UNESCO statistics throw into focus the huge gap between women and men in exploring careers in STEM
The UN Office for South-South Cooperation concluded a three-day workshop in South Africa this month, with the aim to optimize opportunities for African women in the technology sector through enhanced professional capacity and mentorship and by leveraging the power of South-South cooperation.
Studies show that women in the tech industry constitute only 28% of professionals in the sector worldwide, and just 30% in Sub-Saharan Africa. These UNESCO statistics throw into light the huge gap between women and men in exploring careers in science, technology, engineering and mathematics, collectively known as STEM.
In a bid to build a more gender balanced society where women are provided with the same opportunities and resources to excel as their male counterparts, the workshop proceedings and discussions gathered detailed information on the experiences of women in the tech sector and their recommendations on the areas in need of support and intervention.
The need for a wholesome support system connecting not only women in tech, but also a wider ‘Women in STEM’ network of professionals was highlighted; as well as the need for more mentorship and networking capabilities.
Tumi Meyatswe, former Ecosystem Manager at The Silicon Cape Initiative and Founder of Minderz, a digital pet service, stated it was time to move on from the ‘trend’ of providing black women with opportunities in order to fill quotas or as PR stunts, as opposed to humanizing the processes and removing gender bias altogether.
“The disparity between African sub-regions on the representation of women in STEM requires that the more advanced Southern and Eastern regions support others that have not yet developed the necessary infrastructure to promote more women in this sector. Any such intra-Africa South-South Cooperation would yield much better results if it is combined with wider South-South and Triangular Cooperation initiatives,” said UNOSSC-Africa Regional Chief Francois Ekoko.
Ms.Litha Musyimi-Ogana, Special Advisor to the President of the Pan African Parliament, expressed the necessity to replicate success stories and upscale initiatives giving women a level playing field and equipping them with the necessary resources to excel in their careers: “If it works, replicate and upscale it.”
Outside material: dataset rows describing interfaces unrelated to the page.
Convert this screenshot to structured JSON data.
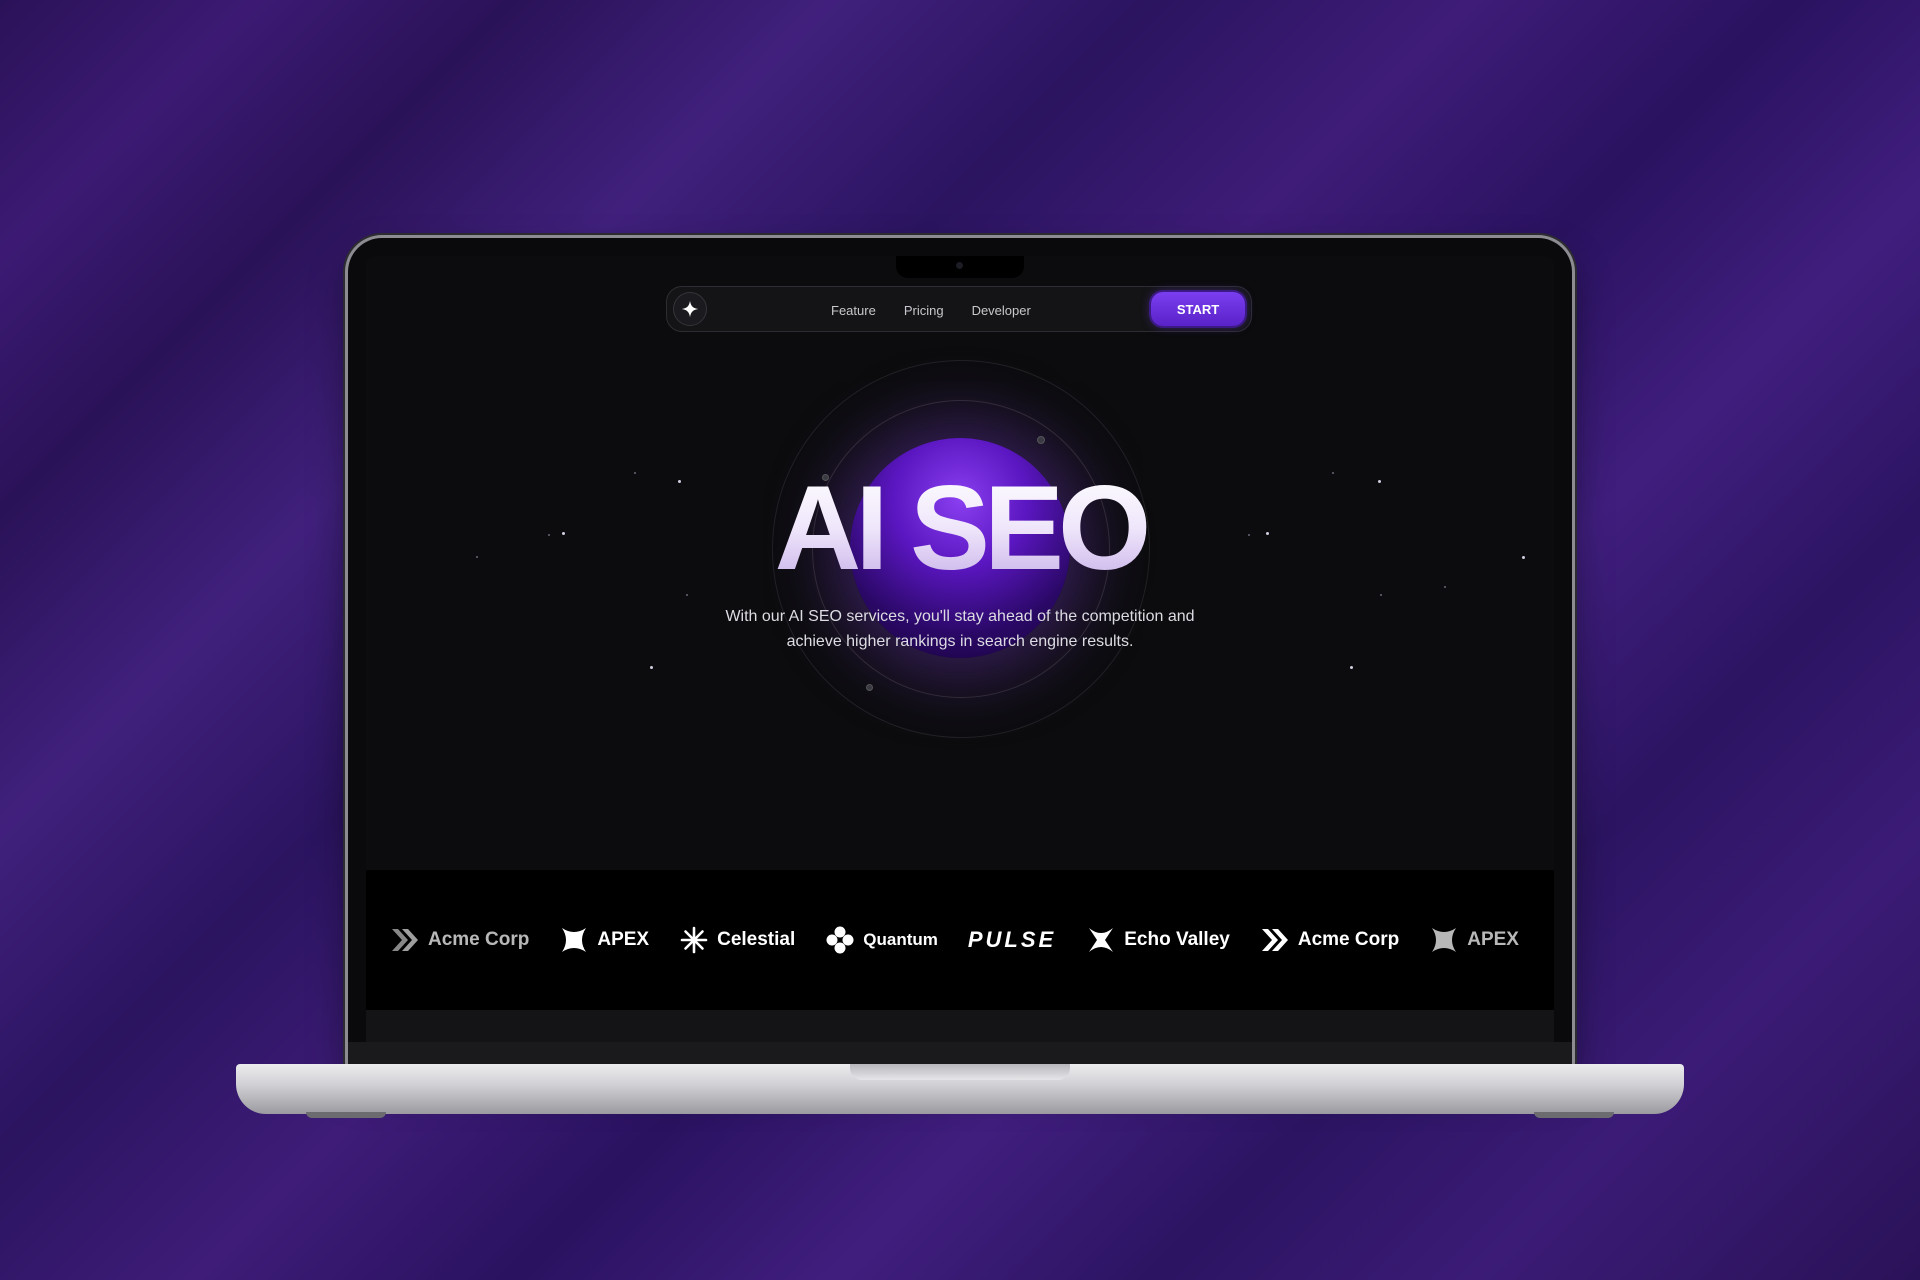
{
  "nav": {
    "links": [
      "Feature",
      "Pricing",
      "Developer"
    ],
    "cta": "START",
    "logo_icon": "sparkle-icon"
  },
  "hero": {
    "title": "AI SEO",
    "subtitle": "With our AI SEO services, you'll stay ahead of the competition and achieve higher rankings in search engine results."
  },
  "logos": [
    {
      "name": "Acme Corp",
      "icon": "chevrons-icon"
    },
    {
      "name": "APEX",
      "icon": "apex-icon"
    },
    {
      "name": "Celestial",
      "icon": "asterisk-icon"
    },
    {
      "name": "Quantum",
      "icon": "clover-icon"
    },
    {
      "name": "PULSE",
      "icon": ""
    },
    {
      "name": "Echo Valley",
      "icon": "x-icon"
    },
    {
      "name": "Acme Corp",
      "icon": "chevrons-icon"
    },
    {
      "name": "APEX",
      "icon": "apex-icon"
    }
  ],
  "colors": {
    "accent": "#6a2fe0",
    "background": "#0c0c0e",
    "wallpaper": "#3a1a72"
  }
}
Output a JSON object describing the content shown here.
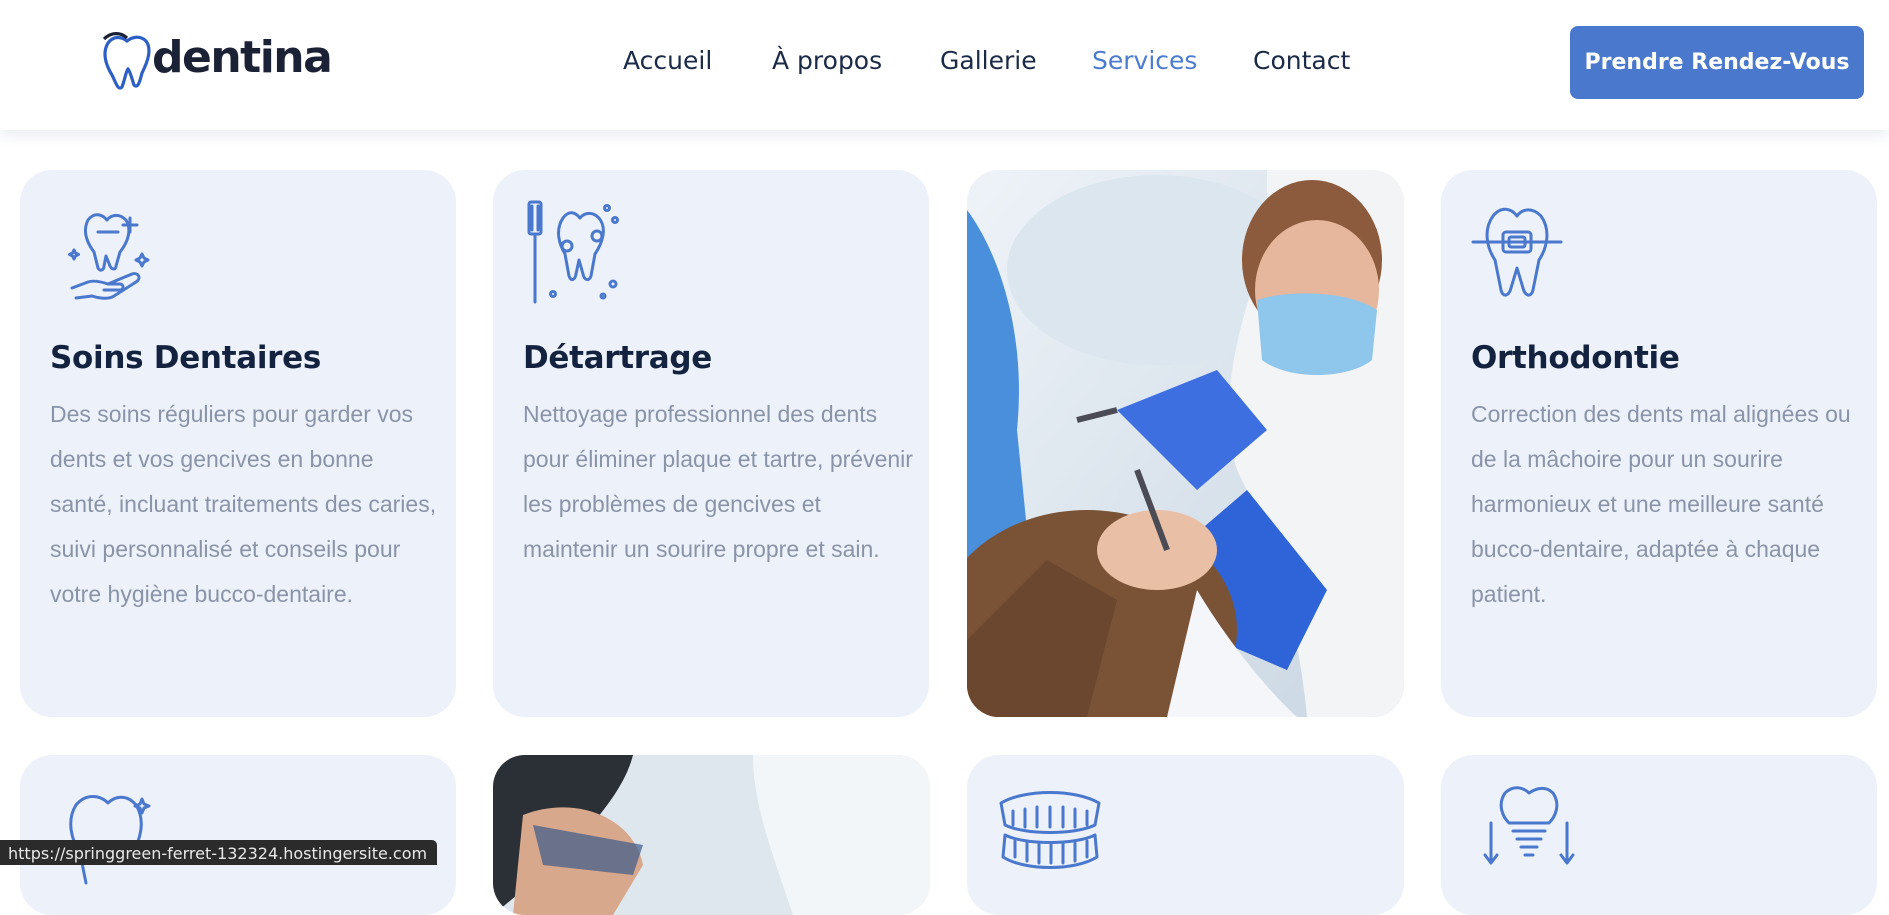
{
  "brand": {
    "name": "dentina"
  },
  "nav": {
    "items": [
      {
        "label": "Accueil"
      },
      {
        "label": "À propos"
      },
      {
        "label": "Gallerie"
      },
      {
        "label": "Services"
      },
      {
        "label": "Contact"
      }
    ],
    "active": "Services"
  },
  "cta": {
    "label": "Prendre Rendez-Vous"
  },
  "services": [
    {
      "icon": "tooth-care-hand-icon",
      "title": "Soins Dentaires",
      "description": "Des soins réguliers pour garder vos dents et vos gencives en bonne santé, incluant traitements des caries, suivi personnalisé et conseils pour votre hygiène bucco-dentaire."
    },
    {
      "icon": "toothbrush-tooth-icon",
      "title": "Détartrage",
      "description": "Nettoyage professionnel des dents pour éliminer plaque et tartre, prévenir les problèmes de gencives et maintenir un sourire propre et sain."
    },
    {
      "icon": "tooth-braces-icon",
      "title": "Orthodontie",
      "description": "Correction des dents mal alignées ou de la mâchoire pour un sourire harmonieux et une meilleure santé bucco-dentaire, adaptée à chaque patient."
    }
  ],
  "second_row_icons": [
    "sparkling-tooth-icon",
    "dentures-icon",
    "dental-implant-icon"
  ],
  "status_url": "https://springgreen-ferret-132324.hostingersite.com",
  "colors": {
    "accent": "#4a78cd",
    "card_bg": "#edf1fa",
    "heading": "#13223f",
    "body_text": "#8a94a8"
  }
}
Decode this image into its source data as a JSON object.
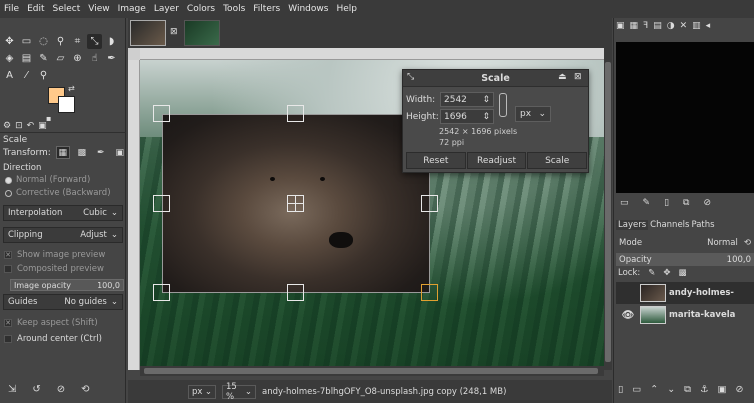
{
  "menu": [
    "File",
    "Edit",
    "Select",
    "View",
    "Image",
    "Layer",
    "Colors",
    "Tools",
    "Filters",
    "Windows",
    "Help"
  ],
  "colors": {
    "foreground": "#ffc98a",
    "background": "#ffffff"
  },
  "tools": [
    "move-icon",
    "rect-select-icon",
    "lasso-icon",
    "fuzzy-select-icon",
    "crop-icon",
    "unified-transform-icon",
    "warp-icon",
    "bucket-icon",
    "gradient-icon",
    "paintbrush-icon",
    "eraser-icon",
    "clone-icon",
    "smudge-icon",
    "path-icon",
    "text-icon",
    "color-picker-icon",
    "zoom-icon"
  ],
  "tool_options": {
    "title": "Scale",
    "transform_label": "Transform:",
    "direction_label": "Direction",
    "direction_normal": "Normal (Forward)",
    "direction_corrective": "Corrective (Backward)",
    "interpolation_label": "Interpolation",
    "interpolation_value": "Cubic",
    "clipping_label": "Clipping",
    "clipping_value": "Adjust",
    "show_preview": "Show image preview",
    "composited_preview": "Composited preview",
    "opacity_label": "Image opacity",
    "opacity_value": "100,0",
    "opacity_fraction": 1.0,
    "guides_label": "Guides",
    "guides_value": "No guides",
    "keep_aspect": "Keep aspect (Shift)",
    "around_center": "Around center (Ctrl)"
  },
  "scale_dialog": {
    "title": "Scale",
    "width_label": "Width:",
    "width_value": "2542",
    "height_label": "Height:",
    "height_value": "1696",
    "unit": "px",
    "pixels_info": "2542 × 1696 pixels",
    "ppi_info": "72 ppi",
    "reset": "Reset",
    "readjust": "Readjust",
    "scale": "Scale"
  },
  "status": {
    "unit": "px",
    "zoom": "15 %",
    "filename": "andy-holmes-7blhgOFY_O8-unsplash.jpg copy (248,1 MB)"
  },
  "layers_panel": {
    "tabs": [
      "Layers",
      "Channels",
      "Paths"
    ],
    "mode_label": "Mode",
    "mode_value": "Normal",
    "opacity_label": "Opacity",
    "opacity_value": "100,0",
    "opacity_fraction": 1.0,
    "lock_label": "Lock:",
    "layers": [
      {
        "name": "andy-holmes-",
        "visible": false
      },
      {
        "name": "marita-kavela",
        "visible": true
      }
    ]
  }
}
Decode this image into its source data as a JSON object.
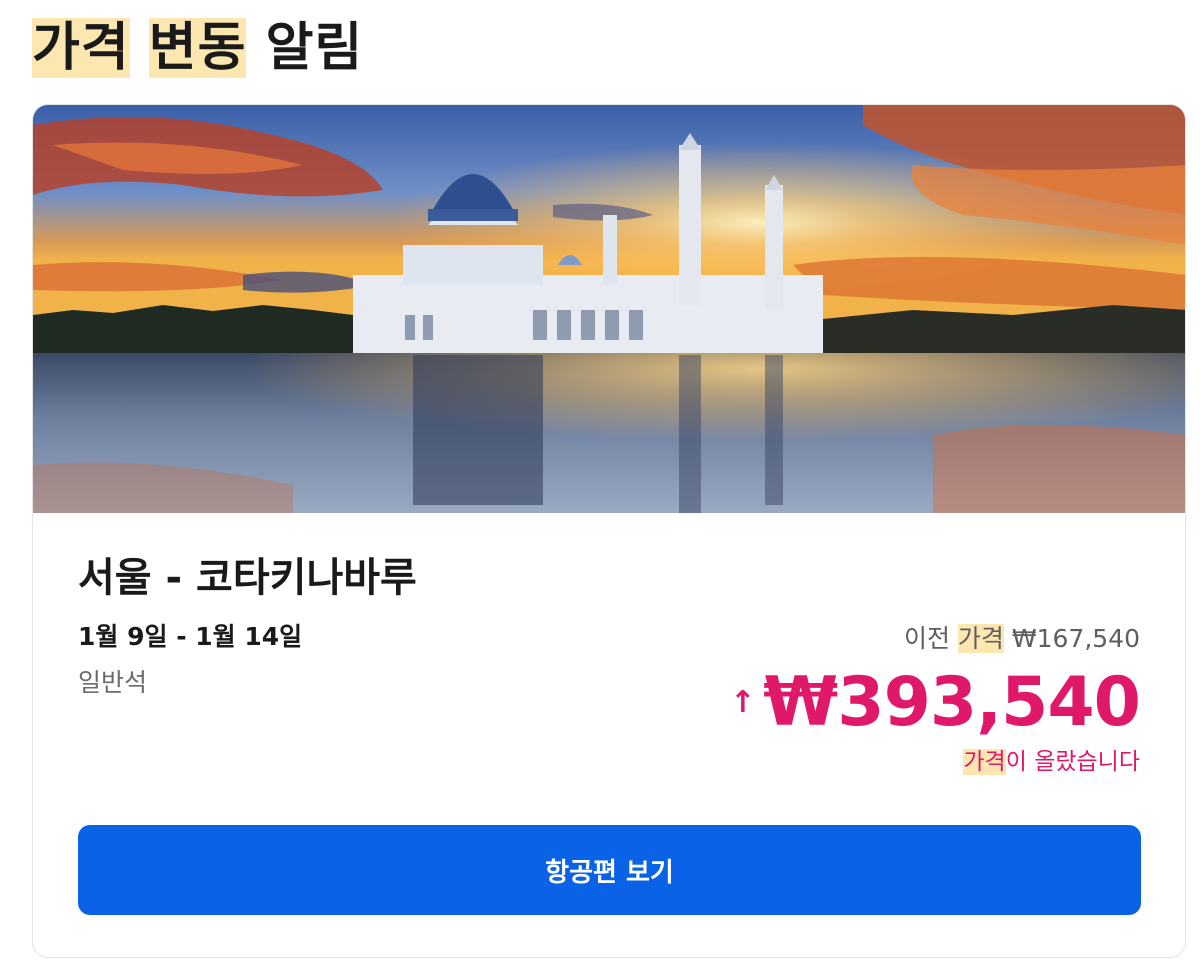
{
  "alert": {
    "title_parts": [
      "가격",
      "변동",
      "알림"
    ],
    "highlight_color": "#fde7b0"
  },
  "card": {
    "image": "kota-kinabalu-city-mosque-sunset-photo",
    "route": "서울 - 코타키나바루",
    "dates": "1월 9일 - 1월 14일",
    "cabin_class": "일반석",
    "previous_price_label_prefix": "이전",
    "previous_price_label_keyword": "가격",
    "previous_price": "₩167,540",
    "direction_icon": "arrow-up-icon",
    "current_price": "₩393,540",
    "change_note_keyword": "가격",
    "change_note_rest": "이 올랐습니다",
    "price_up_color": "#e0186a",
    "cta_label": "항공편 보기",
    "cta_color": "#0a63e6"
  }
}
Ms. Irene Tamajong, a renowned gender and STEM expert, also former Director of the African Institute for Mathematical Sciences (AIMS) in the UK, provided the link between the tech sector and the wider Women in Science agenda.
UNDP Africa gender programme specialist, Viviane Ralimanga, also pointed out that the role of networking, platforms, and workshops is to connect private sector needs with research.
The expected outcome of this initiative is to enhance the coordination of the different women-led tech initiatives and networks across the continent through a wholesome platform including a professional mentorship and exchange component, as lack of mentors and/or role models for women in the technology sector has been identified as one of the barriers to their progress and growth.
A committee coordinated by the UNOSSC Africa office will directly participate in the design of the platform and map the way forward. Beyond this initial workshop, there will be further consultative and collaborative meetings to further develop the platform.
Photo: UNDP Zambia